Berenice, and Felix, who had married Drusilla, Agrippa's second

daughter, that St. Paul pleaded his cause, as mentioned Acts 26.

HERODIAS, the daughter of Mariamne and Aristobulus, is the

person of whom we have already spoken, who married successively

the two brothers Philip and Antipas, her uncles, and who

occasioned the death of John the Baptist. By her first husband

she had Salome, the dancer, who was married to Philip, tetrarch of

the Trachonitis, the son of Herod the Great. Salome having had no

children by him, she was married to Aristobulus, her cousin-german,

son of Herod, king of Chalcis, and brother to Agrippa and Herodias:

she had by this husband several children.

This is nearly all that is necessary to be known relative to the

race of the Herods, in order to distinguish the particular persons

of this family mentioned in the New Testament. See Basnage,

Calmet, and Josephus.

There came wise men from the east] Or, Magi came from the

eastern countries. "The Jews believed that there were prophets in

the kingdom of Saba and Arabia, who were of the posterity of

Abraham by Keturah; and that they taught in the name of God, what

they had received in tradition from the mouth of Abraham."-WHITBY.

That many Jews were mixed with this people there is little doubt;

and that these eastern magi, or philosophers, astrologers, or

whatever else they were, might have been originally of that class,

there is room to believe. These, knowing the promise of the

Messiah, were now, probably, like other believing Jews, waiting

for the consolation of Israel. The Persic translator renders the

Greek μαγοι by [Persic] mejooseean, which properly signifies a

worshipper of fire; and from which we have our word magician. It

is very probable that the ancient Persians, who were considered as

worshippers of fire, only honoured it as the symbolical
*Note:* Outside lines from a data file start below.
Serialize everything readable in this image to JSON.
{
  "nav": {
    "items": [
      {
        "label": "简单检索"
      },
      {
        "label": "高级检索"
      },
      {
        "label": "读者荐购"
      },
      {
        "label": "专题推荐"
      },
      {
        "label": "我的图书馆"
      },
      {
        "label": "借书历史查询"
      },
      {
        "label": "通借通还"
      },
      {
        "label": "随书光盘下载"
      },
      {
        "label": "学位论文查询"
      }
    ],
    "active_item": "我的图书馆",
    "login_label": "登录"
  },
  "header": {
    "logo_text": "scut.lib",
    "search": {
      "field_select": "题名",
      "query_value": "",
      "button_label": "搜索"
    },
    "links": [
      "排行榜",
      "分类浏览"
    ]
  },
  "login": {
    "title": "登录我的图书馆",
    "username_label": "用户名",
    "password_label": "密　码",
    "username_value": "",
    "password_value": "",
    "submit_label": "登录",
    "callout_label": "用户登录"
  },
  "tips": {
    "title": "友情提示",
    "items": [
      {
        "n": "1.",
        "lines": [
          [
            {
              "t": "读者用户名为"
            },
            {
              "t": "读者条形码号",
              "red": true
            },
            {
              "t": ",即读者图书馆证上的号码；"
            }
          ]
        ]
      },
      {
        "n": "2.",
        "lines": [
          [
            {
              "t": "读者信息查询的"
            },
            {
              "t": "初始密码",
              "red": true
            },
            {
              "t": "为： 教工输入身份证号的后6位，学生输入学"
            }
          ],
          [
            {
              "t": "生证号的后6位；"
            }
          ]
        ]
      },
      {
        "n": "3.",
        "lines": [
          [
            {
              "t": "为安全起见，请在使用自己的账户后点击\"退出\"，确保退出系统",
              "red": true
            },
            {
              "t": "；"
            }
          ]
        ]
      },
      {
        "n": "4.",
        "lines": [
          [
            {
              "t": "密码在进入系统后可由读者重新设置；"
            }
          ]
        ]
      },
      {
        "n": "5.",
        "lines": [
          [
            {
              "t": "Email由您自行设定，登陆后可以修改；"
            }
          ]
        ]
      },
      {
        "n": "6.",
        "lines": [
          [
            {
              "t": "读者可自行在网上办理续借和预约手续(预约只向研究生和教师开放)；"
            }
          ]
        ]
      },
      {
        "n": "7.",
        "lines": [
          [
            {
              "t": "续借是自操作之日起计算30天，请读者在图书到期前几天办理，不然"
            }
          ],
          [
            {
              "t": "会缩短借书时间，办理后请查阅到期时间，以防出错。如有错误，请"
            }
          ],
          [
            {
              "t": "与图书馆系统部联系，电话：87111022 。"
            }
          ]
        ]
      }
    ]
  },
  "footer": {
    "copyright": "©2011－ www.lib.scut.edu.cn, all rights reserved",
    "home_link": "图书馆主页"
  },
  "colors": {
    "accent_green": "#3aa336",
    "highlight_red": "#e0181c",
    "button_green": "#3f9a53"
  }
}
representation of the Deity; and, seeing this unusual appearance,

might consider it as a sign that the God they worshipped was about

to manifest himself among men. Therefore they say, We have seen

his star-and are come to worship him; but it is most likely that

the Greeks made their μαγοι magi, which we translate wise men,

from the Persian [Persian] mogh, and [Persian] moghan, which the

Kushuf ul Loghat, a very eminent Persian lexicon, explains by

[Persian] atush perest, a worshipper of fire; which the Persians

suppose all the inhabitants of Ur in Chaldea were, among whom the

Prophet Abraham was brought up. The Mohammedans apply this title

by way of derision to Christian monks in their associate

capacity; and by a yet stronger catachresis, they apply it to a

tavern, and the people that frequent it. Also, to ridicule in the

most forcible manner the Christian priesthood, they call the

tavern-keeper [Arabic], peeri Mughan, the priest, or chief of

the idolaters. It is very probable that the persons mentioned by

the evangelist were a sort of astrologers, probably of Jewish

extraction, that they lived in Arabia-Felix, and, for the reasons

above given, came to worship their new-born sovereign. It is

worthy of remark, that the Anglo-saxon translates the word μαγοι

by [Anglo-Saxon], which signifies astrologers, from [Anglo-Saxon]

a star or planet, and [Anglo-Saxon], to know or understand.